His seven-over spell was as relentless as any in this series, CricViz calculating that on average the length Woakes bowled was a metre fuller than his shift the evening before, batsmen troubled accordingly.

Later, he had to wait 15 overs before getting a chance with the second new ball, James Anderson and Stuart Broad given every opportunity to race through the lower order. No surprise what Woakes did when he got chucked the ball with one wicket to get: a perfectly directed leg cutter, again with the first ball of his spell. Innings over.

After taking six Tests to get to his first eight wickets at this level, the second eight have taken three innings. Opportunity taken.

Meanwhile, Sri Lanka had created a window for themselves to force a result their way in and avoid the indignity of a three-zip defeat. Until now, at no stage had they started a third day with any chance of so much as saving a Test. Winning the first session today was vital.

They couldn’t. This is the affliction of developing teams– the vital sessions are too often beyond them. New Zealand showed as much against Australia last winter; each time the Black Caps got near a positive result they would consistently collapse. Sri Lanka did as much today, losing all of their best five batsmen before lunch to the English pace attack.

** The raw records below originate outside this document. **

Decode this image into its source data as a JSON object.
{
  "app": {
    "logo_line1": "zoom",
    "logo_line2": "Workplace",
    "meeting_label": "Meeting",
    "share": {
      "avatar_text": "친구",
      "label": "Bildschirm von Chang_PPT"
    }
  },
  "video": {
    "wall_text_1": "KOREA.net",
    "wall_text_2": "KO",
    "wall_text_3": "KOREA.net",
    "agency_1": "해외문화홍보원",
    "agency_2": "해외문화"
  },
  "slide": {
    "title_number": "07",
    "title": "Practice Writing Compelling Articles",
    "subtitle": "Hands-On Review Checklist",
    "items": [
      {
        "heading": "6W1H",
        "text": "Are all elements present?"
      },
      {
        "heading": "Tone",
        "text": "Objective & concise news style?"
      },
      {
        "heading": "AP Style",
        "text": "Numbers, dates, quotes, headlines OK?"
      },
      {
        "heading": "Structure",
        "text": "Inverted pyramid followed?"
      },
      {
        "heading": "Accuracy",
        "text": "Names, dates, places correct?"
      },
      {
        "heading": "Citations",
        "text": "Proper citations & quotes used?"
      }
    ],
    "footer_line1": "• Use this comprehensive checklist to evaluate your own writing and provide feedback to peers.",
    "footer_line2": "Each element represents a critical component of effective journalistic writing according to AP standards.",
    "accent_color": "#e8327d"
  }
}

Most negligent was Lahiru Thiramanne, wafting at a Steve Finn delivery with seven minutes remaining in the session. A stroke that was the very definition of limited upside, unlimited downside. All said, 5 for 56 was the damage by the interval.

It would have made the next hour all the more frustrating for the visitors as Kusal Perera and Rangana Herath got motoring. It wasn’t always orthodox, but it got the board ticking over. It’s disappointing that we haven’t seen Perera until the third Test after his drugs ban was overturned as it sure was fun watching him spank Broad right back past him twice, with both old ball then new. As for Herath, he popped Anderson over the slips like it was the role he was born to play. The result was 54 runs in 13 overs. If only they were coming together with the score 305 rather than 205.

Both eventually fell before Sri Lanka’s fast bowlers doing as they have all series with the bat, this time not even troubling the scorers. Anderson’s second wicket brought his 20th of the series at just ten. As for Broad, his first spell today was back to his very best, perhaps pricked by the fact that he lost his mantle as the world’s top ranked bowler before the Test.

Returning to the earlier theme: one more opportunity would also be available to the beleaguered Nick Compton. In a change of scenery, he was back to where he made his start as an Test player at the top of the order after Alastair Cook injured a knee (albeit not seriously, England officials say).

But he just couldn’t seize it. He leathered the first poor delivery to the cover point boundary, and picked up two other boundaries square of the wicket, but on 19 was found out again lunging, nicking and departing with 19 to his name. When it comes to Compton, it’s all been said.

Sri Lanka didn’t necessarily deserve another chance after their earlier collapse, but they got one after Nuwan Pradeep put on a Glenn McGrath impression down the Lord’s slope, bringing balls back to Joe Root and James Vince in consecutive deliveries, both hitting stumps.

Then: a late wicket, Bairstow suffering a similar fate to those who came before him; Pradeep once more through the gate.

But true to form again, they didn’t capitalise. Chandimal, who committed the ultimate ‘keeper’s sin in Durham by not getting a glove to an edge behind repeated the dose in the moments before stumps, Alex Hales the beneficiary after his edge was waved through.

Sometimes you just don’t deserve to win.